“Physical Memory”, the track on the Uncut CD, is pretty majestic: looming interstellar ambience taken from a 2009 compilation of rare Oneohtrix releases, “Rifts”. But while this sort of music has certainly been gaining some traction in the interim – both from electronica fans, and from hipper followers of the hazy bedroom scene known as chillwave – I didn’t anticipate Oneohtrix’s year to turn out in quite this way.
Namely, with his 2010 album, “Returnal”, sitting happily in Uncut’s Top 20 Albums Of The Year. There are plenty of other audio cosmographers working in this sphere right now: off the top of my head, Arp, White Rainbow, Robert AA Lowe, Stellar Om Source, Mountains. But from the burst of granular noise that opens Returnal, it seems as if Lopatin has upped the ante.
Returnal, essentially, feels like the point of entry into a hidden musical universe. Much of it consists of beatless, crystalline glides; ambience which, nevertheless, sounds more unnerving than restful. It’s not a stretch to suggest that Oneohtrix Point Never could work in the same way as Boards Of Canada did a decade ago; as eldritch comedown music, albeit more indebted to Tangerine Dream.
There is, too, a pop song; “Returnal”’s title track, which Lopatin sings with an alien quaver that recalls Fever Ray. “Returnal” has already been re-imagined as a piano ballad, with the lead being taken by Antony Hegarty. The next time Bjork goes searching for new electronic talent to help her out, it’s hard to imagine she’ll look much further than Lopatin.
For me, though, there’s another act on the scene who are even better than Oneohtrix. Emeralds are a trio from Cleveland who’ve racked up a frankly bewildering catalogue in the past few years, and who’ve inched fractionally closer to the mainstream in 2010 with the superb “Does It Look Like I’m Here”. This one has a lot of similarities with Lopatin’s work, but amps up the intensity somewhat thanks to a lot of Terry Rileyish ripples and the presence in the lineup of Mark McGuire, a freakout guitarist evidently keen on Manuel Gottsching (who’s playing in Glasgow, incidentally, on December 11).
McGuire has a fiercely active solo career, too (this year’s “Living With Yourself” isn’t too far from post-rock; “Tidings/Amethyst Waves” is the best I’ve tracked down).
A few Sundays back, Emeralds played a basement club on the City Of London’s edge, and effectively massacred most of my preconceptions about them. McGuire lunged back and forth in guitar hero ecstasies, while one of the two electronics operatives had his back to the audience and headbanged vigorously throughout. Occasionally, he’d turn round, grimace, and punch the air.
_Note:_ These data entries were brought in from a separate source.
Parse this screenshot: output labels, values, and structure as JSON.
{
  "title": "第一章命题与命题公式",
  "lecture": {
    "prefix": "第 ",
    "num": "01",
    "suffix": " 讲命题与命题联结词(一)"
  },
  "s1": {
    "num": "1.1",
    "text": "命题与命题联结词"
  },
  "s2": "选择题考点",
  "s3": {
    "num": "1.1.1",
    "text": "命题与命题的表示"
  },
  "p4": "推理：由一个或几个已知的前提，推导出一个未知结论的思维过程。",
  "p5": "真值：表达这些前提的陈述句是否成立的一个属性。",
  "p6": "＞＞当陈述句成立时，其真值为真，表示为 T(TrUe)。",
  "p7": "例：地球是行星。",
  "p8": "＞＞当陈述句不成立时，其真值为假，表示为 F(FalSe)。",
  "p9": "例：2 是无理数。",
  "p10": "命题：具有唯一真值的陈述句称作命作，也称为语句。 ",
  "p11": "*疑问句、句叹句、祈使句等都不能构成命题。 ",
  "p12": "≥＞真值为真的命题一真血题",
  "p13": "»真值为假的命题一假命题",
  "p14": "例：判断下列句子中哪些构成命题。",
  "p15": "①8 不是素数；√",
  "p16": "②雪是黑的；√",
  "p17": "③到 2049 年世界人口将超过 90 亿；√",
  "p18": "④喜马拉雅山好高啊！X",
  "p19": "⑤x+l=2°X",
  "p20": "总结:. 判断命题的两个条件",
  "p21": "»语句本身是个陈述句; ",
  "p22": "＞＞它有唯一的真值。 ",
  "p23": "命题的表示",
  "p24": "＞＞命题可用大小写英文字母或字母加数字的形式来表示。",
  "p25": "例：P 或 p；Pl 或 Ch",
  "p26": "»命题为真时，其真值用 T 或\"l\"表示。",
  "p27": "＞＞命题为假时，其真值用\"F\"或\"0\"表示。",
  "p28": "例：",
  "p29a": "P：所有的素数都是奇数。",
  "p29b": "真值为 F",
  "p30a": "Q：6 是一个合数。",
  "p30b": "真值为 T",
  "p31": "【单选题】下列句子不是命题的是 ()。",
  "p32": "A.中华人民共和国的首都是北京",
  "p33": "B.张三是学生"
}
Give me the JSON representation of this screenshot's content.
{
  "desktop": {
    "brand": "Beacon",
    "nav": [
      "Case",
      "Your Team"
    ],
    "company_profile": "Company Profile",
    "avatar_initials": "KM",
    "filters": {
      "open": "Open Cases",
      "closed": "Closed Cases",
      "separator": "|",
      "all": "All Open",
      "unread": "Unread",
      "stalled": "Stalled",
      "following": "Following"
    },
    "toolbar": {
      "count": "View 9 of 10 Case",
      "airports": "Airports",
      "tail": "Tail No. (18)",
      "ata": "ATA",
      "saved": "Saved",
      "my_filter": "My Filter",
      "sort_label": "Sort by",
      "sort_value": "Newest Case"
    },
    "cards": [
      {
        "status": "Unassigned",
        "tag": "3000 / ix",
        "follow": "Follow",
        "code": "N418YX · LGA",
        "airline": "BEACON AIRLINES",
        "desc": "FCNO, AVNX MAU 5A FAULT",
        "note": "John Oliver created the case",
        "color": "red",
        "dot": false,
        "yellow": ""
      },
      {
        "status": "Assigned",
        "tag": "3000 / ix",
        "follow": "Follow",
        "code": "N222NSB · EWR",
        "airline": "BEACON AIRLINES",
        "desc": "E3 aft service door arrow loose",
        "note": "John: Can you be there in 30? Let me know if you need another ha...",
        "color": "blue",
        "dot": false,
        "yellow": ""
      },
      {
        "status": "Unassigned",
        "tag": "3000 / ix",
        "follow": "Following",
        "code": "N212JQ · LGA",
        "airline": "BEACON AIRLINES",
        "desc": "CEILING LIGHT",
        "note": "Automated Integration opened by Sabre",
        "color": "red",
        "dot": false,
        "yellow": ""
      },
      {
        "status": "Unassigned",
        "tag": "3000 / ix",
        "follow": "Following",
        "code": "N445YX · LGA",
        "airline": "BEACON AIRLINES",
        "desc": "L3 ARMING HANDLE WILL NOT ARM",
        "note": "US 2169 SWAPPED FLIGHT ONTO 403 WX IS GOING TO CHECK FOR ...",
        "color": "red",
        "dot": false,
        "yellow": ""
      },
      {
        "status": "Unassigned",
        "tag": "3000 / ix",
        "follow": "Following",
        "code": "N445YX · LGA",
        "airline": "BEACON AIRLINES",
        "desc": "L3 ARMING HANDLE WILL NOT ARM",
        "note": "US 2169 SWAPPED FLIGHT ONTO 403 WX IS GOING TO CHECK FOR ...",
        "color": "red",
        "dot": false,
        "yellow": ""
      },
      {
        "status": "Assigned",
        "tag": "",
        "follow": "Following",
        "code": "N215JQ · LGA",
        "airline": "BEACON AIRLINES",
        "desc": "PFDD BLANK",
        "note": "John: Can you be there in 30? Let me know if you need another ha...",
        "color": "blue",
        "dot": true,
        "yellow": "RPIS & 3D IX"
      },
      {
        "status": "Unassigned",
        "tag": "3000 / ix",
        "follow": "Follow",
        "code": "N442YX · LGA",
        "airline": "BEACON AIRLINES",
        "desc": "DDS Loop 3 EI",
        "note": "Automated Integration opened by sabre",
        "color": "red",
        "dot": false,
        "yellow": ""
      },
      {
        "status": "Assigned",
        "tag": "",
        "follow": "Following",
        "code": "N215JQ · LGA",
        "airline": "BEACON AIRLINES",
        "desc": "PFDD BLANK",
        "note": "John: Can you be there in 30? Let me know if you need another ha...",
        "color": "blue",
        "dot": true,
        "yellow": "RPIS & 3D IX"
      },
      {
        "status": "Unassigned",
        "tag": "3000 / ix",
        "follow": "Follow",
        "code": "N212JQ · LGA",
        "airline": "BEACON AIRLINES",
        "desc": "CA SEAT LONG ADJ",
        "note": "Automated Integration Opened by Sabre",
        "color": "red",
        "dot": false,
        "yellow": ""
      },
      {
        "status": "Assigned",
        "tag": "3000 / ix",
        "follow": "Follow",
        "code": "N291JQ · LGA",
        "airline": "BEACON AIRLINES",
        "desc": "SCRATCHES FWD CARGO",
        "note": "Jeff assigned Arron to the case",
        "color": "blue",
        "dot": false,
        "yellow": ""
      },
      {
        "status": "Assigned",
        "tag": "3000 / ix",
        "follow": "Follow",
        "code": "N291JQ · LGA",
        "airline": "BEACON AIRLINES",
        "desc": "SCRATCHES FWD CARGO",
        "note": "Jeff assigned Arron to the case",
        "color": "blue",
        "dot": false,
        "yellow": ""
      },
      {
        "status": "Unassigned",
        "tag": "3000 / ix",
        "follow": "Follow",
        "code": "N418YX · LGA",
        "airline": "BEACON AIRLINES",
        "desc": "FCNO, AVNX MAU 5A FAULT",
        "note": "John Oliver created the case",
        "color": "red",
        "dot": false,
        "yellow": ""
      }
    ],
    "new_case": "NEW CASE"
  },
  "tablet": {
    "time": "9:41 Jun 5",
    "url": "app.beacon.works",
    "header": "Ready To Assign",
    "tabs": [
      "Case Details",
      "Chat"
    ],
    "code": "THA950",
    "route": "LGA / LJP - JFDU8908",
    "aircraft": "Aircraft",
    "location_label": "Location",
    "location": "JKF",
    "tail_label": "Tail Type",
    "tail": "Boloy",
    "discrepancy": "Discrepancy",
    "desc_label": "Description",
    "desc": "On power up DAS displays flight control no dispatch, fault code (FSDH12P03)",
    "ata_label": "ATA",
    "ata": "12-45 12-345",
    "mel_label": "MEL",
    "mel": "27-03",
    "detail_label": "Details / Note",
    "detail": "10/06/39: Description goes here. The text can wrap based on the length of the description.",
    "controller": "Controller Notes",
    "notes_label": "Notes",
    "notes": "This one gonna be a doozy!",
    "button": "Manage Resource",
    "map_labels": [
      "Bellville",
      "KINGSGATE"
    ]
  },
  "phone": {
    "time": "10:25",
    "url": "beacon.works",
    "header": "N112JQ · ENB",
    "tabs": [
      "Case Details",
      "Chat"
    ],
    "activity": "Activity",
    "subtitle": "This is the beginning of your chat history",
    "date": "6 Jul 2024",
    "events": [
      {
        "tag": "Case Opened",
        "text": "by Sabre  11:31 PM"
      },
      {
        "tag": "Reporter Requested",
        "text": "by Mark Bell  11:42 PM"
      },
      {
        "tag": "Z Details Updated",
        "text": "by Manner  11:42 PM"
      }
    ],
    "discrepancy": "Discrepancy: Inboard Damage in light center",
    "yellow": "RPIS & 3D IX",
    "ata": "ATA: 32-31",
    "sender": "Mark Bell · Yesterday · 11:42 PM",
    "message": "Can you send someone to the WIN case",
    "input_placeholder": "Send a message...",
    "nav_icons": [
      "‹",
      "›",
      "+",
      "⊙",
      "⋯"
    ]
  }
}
This happened quite a lot during the spectacularly pummelling 20 minutes of “Genetic”, all turbo-Bach arpeggios and a treatment of psychedelia that verged on punkish. Instead of three serene New Age practitioners, Emeralds seemed to have become fierce rock marauders.
“Does It Look Like I’m Here”, incidentally, should figure fairly high up in my personal albums of the year. If you’re interested, I’ll post a full list – as close to a Top 100 as I can stretch – in the next week or so.